Keeping weight off begins in your head. Need some evidence? A study of 1,196 normal weight teenagers looked at the effect their attitude about their weight would have on how much they weighed 10-years later *.
The results: the normal weight teenagers who viewed themselves as fat were twice as likely to actually become overweight compared to those who didn’t view themselves as fat.
If you tend to view yourself as fat, what can you do about it? Meg Selig, in Psychology Today**, gives the following suggestions:
- When you have a "I'm fat thought" don't panic and immediately go on a restrictive diet or skip a meal. Remind yourself: "It's just a thought and I don't have to act on it."
- Take care of yourself in a healthy way. Get plenty of sleep, eat regular meals and get plenty of fiber (OK, that last one didn’t come from Meg but it’s a good one )
- Replace your “I'm fat thoughts” with healthy messages like, “When I start to think this way, I'll focus on something more worthwhile, like family or work."

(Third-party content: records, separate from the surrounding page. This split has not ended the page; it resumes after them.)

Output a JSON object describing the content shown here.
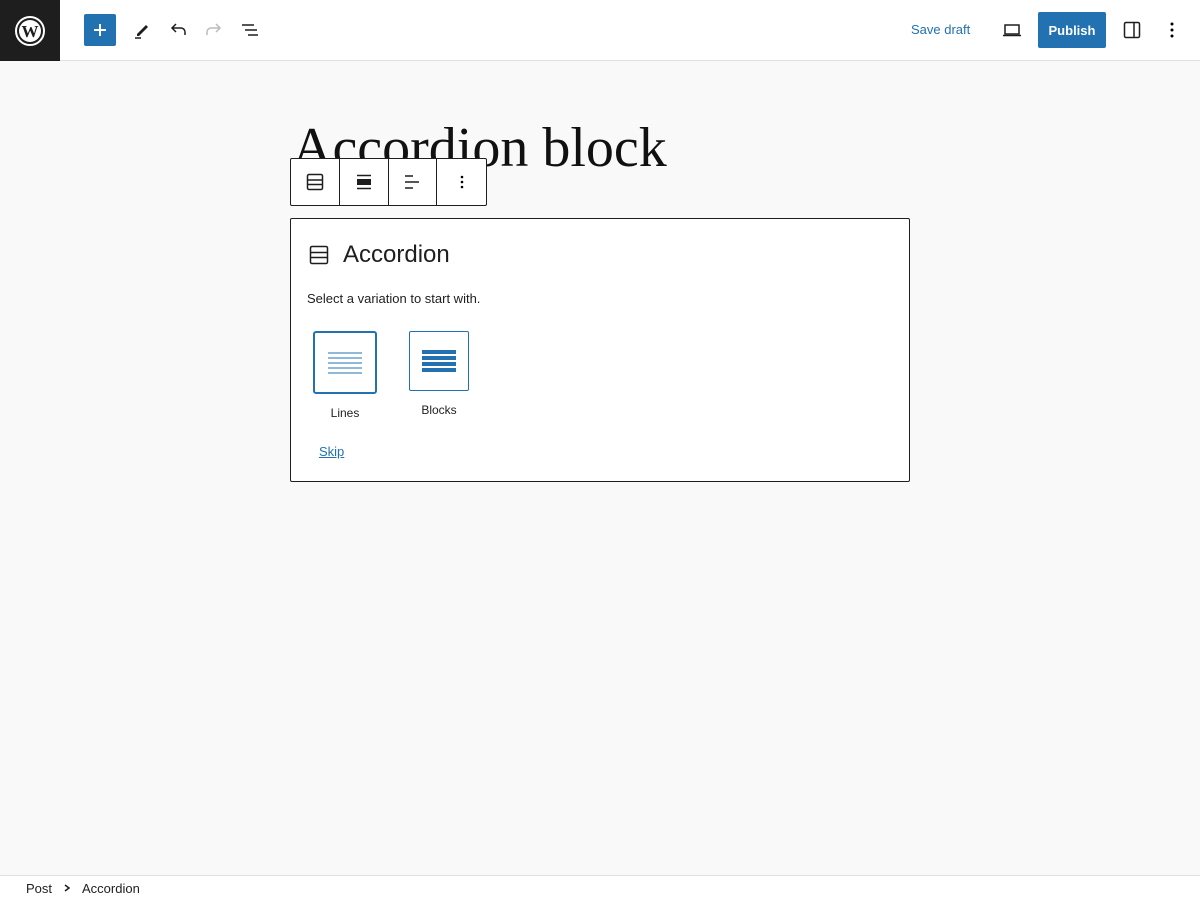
{
  "header": {
    "save_draft": "Save draft",
    "publish": "Publish"
  },
  "post": {
    "title": "Accordion block"
  },
  "placeholder": {
    "title": "Accordion",
    "instructions": "Select a variation to start with.",
    "variations": [
      {
        "label": "Lines"
      },
      {
        "label": "Blocks"
      }
    ],
    "skip": "Skip"
  },
  "breadcrumb": {
    "items": [
      "Post",
      "Accordion"
    ]
  },
  "colors": {
    "accent": "#2271b1"
  }
}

By the way, if the scale does indicate you need to lose weight, don't panic either. Find a healthy way of a eating that promotes sustainable weight loss (like the Full Plate Diet) and follow the three points above.